▶ **Task objective**:
Check every line of the listing below for "employer", and report how many lines have it, as a number with nothing more.

▶ **Records for the task**:
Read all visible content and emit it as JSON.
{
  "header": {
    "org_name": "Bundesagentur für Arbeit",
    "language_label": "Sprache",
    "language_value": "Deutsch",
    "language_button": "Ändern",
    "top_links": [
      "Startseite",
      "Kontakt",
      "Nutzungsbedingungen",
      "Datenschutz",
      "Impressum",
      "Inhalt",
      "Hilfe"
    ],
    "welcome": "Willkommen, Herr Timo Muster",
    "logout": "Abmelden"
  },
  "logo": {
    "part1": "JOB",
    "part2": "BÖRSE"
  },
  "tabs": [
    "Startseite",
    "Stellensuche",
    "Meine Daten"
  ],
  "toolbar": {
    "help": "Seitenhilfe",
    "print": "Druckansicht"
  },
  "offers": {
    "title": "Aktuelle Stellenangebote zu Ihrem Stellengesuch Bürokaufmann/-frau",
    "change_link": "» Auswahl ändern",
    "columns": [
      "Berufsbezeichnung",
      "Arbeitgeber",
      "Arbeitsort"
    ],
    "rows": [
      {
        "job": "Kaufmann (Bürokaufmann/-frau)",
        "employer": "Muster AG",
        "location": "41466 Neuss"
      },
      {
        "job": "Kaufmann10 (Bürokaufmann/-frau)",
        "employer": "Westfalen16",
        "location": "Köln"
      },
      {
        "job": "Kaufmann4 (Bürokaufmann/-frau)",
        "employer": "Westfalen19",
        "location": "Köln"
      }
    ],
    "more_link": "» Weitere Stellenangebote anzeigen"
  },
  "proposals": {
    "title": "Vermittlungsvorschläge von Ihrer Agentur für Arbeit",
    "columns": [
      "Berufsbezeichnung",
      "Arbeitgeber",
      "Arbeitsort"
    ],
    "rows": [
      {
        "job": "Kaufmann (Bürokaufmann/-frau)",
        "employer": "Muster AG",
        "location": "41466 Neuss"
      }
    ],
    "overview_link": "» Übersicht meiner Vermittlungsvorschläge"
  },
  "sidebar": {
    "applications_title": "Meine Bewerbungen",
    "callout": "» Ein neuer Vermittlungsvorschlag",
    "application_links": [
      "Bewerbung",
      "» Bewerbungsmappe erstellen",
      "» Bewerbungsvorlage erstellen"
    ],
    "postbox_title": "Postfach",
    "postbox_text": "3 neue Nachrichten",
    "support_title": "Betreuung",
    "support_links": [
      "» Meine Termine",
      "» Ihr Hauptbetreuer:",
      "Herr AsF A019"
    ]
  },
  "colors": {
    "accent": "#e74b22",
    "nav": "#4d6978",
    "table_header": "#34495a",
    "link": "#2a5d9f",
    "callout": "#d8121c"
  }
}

▶ **Reply to the task**:
4